DATA LISTING: Begin

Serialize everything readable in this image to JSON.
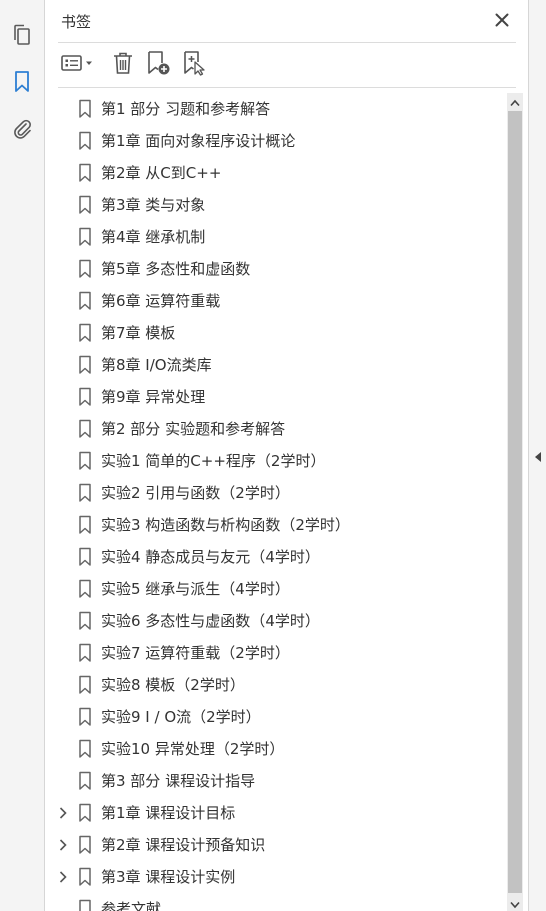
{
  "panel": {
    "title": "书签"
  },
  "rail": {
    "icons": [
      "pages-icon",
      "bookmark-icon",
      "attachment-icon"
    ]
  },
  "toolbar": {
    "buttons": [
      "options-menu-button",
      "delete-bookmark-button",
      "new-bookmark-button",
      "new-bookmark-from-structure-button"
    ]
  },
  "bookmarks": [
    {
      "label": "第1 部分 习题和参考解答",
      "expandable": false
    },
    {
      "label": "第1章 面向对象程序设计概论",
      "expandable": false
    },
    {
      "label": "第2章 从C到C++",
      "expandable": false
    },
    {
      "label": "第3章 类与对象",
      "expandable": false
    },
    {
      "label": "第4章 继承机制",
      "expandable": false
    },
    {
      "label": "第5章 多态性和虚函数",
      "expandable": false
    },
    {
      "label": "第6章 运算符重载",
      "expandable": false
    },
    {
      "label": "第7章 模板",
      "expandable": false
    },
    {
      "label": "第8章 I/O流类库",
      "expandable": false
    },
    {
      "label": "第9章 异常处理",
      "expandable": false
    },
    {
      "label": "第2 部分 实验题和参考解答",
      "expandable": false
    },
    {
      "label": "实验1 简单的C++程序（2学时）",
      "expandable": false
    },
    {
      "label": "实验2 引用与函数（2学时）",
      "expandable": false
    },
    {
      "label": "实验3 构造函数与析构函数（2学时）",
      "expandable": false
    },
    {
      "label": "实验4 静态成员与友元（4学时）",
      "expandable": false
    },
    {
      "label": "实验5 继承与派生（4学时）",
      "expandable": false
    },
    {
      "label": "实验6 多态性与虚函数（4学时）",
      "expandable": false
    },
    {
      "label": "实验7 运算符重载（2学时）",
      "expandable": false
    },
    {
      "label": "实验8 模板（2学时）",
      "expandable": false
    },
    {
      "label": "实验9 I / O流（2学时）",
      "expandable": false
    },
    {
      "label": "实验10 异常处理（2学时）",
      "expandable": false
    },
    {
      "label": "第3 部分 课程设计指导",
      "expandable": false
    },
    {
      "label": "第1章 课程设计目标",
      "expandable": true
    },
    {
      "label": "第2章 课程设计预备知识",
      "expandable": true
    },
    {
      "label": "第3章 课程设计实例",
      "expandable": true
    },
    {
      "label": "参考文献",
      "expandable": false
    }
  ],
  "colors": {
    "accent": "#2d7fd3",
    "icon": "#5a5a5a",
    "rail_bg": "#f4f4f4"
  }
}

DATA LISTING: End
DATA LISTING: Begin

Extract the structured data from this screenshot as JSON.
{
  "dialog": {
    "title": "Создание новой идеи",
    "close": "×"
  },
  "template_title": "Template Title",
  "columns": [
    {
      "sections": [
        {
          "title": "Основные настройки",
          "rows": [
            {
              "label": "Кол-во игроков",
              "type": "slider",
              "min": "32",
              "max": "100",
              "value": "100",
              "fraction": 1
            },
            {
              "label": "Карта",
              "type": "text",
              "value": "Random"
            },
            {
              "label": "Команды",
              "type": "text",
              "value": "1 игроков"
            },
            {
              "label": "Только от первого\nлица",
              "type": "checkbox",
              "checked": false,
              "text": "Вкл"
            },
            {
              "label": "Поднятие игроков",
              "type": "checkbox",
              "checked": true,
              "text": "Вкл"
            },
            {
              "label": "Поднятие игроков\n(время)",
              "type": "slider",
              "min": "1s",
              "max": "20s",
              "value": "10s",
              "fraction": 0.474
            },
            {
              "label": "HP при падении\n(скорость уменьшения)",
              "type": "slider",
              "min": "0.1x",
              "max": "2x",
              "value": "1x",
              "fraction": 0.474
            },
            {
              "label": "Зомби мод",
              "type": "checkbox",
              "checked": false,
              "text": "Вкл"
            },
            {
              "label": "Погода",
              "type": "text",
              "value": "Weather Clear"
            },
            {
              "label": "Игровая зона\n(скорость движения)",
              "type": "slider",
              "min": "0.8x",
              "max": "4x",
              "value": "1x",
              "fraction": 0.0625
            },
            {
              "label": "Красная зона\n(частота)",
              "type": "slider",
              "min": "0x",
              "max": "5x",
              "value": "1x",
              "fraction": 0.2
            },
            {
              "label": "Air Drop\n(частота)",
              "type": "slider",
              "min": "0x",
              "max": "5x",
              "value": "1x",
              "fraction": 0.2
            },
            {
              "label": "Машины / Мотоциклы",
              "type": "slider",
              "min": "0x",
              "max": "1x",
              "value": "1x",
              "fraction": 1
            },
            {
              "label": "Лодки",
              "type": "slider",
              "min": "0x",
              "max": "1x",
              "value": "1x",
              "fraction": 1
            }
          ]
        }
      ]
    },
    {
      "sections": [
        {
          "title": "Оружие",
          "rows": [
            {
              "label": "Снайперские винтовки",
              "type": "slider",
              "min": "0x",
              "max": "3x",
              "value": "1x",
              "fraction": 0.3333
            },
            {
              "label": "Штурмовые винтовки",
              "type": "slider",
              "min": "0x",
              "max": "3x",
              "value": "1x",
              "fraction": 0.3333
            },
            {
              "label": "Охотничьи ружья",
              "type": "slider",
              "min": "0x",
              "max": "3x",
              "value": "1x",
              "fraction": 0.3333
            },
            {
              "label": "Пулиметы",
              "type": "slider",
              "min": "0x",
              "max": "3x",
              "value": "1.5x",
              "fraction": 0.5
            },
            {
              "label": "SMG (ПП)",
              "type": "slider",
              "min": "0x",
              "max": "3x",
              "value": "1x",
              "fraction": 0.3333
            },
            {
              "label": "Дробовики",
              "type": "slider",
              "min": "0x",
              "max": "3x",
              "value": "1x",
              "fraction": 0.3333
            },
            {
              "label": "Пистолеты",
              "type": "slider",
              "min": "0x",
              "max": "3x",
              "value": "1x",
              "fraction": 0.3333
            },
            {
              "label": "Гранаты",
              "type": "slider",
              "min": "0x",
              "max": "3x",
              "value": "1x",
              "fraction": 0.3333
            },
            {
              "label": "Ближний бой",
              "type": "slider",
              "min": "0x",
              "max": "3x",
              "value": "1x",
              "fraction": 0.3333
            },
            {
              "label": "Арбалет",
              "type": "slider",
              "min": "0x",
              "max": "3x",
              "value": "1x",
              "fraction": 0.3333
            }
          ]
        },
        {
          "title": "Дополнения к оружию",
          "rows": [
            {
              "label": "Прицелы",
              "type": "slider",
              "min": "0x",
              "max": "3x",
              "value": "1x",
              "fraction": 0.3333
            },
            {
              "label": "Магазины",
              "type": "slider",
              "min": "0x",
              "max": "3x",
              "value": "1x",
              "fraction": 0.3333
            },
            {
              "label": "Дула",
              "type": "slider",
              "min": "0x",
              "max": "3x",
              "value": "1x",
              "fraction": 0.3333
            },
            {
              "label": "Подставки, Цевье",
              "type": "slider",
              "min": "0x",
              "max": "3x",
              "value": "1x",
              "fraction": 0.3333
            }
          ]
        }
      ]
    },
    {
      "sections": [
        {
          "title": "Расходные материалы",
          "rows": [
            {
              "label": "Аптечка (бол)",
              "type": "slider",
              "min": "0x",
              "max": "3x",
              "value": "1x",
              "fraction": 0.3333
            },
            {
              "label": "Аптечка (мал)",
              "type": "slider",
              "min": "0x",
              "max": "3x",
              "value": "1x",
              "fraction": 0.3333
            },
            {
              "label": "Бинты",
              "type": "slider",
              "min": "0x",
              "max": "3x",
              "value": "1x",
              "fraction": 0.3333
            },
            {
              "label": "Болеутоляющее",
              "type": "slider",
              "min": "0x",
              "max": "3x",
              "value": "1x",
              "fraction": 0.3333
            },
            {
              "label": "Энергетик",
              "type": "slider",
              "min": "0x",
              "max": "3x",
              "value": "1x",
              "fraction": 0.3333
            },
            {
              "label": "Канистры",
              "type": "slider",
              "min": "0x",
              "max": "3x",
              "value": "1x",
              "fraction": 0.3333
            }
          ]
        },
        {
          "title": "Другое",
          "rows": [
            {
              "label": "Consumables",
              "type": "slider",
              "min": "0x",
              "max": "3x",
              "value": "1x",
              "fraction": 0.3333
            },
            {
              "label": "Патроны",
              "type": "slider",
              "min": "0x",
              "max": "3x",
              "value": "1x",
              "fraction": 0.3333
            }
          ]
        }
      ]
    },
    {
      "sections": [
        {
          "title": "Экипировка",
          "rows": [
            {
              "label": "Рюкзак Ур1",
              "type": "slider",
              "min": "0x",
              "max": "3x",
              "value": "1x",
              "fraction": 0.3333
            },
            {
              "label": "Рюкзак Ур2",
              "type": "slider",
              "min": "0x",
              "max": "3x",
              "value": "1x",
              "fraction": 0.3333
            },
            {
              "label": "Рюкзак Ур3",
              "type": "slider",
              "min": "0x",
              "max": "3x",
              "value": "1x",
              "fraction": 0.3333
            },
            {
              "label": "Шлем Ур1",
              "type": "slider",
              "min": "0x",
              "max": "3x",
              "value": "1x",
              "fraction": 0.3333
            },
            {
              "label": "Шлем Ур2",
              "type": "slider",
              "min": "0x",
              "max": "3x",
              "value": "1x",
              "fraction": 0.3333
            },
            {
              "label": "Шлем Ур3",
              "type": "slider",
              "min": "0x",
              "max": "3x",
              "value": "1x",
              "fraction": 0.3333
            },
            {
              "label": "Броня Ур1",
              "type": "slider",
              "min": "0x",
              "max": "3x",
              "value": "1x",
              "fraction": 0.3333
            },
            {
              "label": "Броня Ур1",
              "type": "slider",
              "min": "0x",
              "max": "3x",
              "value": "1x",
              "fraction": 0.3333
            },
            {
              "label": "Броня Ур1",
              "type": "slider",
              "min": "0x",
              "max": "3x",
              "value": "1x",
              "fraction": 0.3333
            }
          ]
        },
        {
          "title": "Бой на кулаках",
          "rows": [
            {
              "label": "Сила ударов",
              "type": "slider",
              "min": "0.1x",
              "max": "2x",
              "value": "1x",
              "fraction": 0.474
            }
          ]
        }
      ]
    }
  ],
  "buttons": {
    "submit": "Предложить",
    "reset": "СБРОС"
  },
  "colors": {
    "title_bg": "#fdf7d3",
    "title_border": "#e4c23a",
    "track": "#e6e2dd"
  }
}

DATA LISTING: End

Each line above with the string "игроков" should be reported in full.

*OUTPUT FOR THIS EXERCISE*:
              "label": "Кол-во игроков",
              "value": "1 игроков"
              "label": "Поднятие игроков",
              "label": "Поднятие игроков\n(время)",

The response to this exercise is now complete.